TASK DETAILS -> Find how many lines of the following entries contain "Connected". Reply with the number alone.

INFORMATION SHOWN ->
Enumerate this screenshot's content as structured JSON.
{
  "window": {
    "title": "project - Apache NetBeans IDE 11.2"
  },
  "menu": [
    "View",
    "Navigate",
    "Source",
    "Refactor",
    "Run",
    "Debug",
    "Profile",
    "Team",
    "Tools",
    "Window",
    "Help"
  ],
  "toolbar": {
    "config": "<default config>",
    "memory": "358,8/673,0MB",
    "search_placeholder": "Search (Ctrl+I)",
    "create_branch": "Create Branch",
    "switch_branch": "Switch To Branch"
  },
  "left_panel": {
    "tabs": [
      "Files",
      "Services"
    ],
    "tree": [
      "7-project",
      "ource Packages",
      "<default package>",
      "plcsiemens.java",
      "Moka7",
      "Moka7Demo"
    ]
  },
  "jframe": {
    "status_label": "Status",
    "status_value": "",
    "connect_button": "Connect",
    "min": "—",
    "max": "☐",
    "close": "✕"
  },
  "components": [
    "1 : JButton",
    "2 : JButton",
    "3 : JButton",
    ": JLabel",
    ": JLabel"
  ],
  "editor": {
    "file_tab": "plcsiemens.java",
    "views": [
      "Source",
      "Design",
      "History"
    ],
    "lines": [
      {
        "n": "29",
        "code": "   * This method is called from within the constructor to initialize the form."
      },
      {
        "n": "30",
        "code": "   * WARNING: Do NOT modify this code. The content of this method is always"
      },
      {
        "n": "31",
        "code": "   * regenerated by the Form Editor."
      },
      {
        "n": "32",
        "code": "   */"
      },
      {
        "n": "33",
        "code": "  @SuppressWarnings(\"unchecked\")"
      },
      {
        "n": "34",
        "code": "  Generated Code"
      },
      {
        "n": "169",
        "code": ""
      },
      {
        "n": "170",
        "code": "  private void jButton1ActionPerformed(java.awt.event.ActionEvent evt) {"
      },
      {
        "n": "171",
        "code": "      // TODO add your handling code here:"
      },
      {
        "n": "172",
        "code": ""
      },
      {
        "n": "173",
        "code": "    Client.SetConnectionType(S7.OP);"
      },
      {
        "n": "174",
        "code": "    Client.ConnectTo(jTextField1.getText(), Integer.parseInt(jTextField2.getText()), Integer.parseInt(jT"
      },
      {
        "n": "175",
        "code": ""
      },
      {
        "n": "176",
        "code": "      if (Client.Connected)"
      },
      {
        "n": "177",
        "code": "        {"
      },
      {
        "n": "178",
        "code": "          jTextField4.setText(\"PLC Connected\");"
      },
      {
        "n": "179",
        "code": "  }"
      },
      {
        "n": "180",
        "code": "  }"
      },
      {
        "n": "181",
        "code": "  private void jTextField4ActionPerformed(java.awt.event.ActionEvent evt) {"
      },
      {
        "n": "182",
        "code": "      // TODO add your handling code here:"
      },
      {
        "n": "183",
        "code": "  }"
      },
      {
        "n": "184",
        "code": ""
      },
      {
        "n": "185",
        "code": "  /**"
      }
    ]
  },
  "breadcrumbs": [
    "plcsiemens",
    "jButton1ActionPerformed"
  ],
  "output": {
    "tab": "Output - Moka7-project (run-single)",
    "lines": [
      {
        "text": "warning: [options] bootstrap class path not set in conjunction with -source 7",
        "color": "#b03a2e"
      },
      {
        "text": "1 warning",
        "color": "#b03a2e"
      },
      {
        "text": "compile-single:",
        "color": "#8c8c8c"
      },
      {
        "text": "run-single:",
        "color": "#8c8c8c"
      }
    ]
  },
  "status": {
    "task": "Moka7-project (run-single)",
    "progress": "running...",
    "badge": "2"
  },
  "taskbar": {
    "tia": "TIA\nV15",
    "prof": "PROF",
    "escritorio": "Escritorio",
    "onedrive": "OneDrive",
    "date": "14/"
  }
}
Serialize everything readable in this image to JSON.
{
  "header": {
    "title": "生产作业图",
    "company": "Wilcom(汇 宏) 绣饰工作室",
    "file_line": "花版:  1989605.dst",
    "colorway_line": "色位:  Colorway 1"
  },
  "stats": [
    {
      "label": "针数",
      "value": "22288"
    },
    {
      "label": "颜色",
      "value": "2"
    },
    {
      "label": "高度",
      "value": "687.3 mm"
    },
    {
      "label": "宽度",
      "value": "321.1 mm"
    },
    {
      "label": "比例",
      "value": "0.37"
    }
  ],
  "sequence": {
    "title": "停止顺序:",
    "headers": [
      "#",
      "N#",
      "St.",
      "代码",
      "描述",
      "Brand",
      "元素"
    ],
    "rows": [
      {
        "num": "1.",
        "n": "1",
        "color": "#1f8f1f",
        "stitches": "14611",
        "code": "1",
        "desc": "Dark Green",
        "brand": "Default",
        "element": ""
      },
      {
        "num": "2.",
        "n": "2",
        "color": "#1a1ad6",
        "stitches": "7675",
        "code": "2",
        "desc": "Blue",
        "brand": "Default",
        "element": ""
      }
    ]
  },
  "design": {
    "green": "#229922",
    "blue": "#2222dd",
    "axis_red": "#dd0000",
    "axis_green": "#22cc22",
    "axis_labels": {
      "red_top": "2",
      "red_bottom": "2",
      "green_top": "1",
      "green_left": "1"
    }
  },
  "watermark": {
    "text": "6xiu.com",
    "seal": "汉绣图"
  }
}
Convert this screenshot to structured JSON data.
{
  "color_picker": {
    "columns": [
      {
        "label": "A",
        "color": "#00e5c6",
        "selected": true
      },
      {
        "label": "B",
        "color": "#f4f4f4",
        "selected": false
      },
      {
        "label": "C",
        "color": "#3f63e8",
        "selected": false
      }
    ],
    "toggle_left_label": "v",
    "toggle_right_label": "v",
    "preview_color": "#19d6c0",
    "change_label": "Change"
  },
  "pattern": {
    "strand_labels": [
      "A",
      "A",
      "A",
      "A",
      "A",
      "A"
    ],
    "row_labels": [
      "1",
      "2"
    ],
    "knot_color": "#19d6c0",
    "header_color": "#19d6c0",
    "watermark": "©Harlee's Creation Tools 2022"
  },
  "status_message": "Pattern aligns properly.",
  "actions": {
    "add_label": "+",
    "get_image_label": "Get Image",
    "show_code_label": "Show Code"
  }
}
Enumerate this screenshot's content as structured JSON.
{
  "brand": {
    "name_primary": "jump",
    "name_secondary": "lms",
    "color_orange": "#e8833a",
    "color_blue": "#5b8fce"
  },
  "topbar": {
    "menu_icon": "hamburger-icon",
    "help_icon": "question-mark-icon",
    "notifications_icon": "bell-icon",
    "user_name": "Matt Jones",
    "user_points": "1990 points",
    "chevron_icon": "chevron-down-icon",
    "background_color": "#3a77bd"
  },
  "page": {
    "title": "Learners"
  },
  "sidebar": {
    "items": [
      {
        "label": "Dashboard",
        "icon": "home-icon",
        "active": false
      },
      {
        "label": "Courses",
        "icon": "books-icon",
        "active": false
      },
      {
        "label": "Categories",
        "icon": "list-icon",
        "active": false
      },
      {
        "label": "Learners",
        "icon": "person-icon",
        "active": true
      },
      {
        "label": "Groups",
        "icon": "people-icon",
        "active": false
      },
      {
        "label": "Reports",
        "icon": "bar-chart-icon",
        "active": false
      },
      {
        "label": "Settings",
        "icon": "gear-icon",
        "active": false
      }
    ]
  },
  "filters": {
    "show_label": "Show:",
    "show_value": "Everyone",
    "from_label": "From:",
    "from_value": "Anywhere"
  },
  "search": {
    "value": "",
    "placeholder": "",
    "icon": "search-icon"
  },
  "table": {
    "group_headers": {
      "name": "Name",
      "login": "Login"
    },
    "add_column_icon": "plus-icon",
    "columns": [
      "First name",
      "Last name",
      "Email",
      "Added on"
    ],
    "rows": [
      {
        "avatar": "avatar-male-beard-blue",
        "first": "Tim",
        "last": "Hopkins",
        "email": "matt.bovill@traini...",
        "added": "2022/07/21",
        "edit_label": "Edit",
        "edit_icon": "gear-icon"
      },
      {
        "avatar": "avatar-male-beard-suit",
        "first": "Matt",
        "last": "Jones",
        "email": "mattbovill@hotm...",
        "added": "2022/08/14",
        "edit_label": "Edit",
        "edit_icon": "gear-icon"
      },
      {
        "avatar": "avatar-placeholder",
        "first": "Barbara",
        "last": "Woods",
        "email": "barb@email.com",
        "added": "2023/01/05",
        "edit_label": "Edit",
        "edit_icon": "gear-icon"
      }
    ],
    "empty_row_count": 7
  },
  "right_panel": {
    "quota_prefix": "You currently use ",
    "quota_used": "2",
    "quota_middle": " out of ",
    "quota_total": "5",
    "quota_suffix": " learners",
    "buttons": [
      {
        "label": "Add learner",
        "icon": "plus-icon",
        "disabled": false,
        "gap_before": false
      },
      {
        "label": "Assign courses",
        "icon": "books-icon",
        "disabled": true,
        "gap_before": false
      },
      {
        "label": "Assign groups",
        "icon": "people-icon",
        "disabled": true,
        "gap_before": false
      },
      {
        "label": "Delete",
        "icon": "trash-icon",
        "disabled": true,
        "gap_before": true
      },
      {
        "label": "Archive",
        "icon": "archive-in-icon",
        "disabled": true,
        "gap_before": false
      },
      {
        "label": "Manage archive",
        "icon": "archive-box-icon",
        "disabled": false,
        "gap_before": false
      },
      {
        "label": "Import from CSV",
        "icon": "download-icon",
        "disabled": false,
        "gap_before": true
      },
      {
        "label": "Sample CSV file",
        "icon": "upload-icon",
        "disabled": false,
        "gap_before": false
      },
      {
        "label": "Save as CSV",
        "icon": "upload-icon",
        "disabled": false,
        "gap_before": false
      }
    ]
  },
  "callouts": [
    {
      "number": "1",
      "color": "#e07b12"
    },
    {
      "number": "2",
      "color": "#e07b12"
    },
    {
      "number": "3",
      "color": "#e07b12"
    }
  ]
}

ANSWER TO THIS TASK -> 2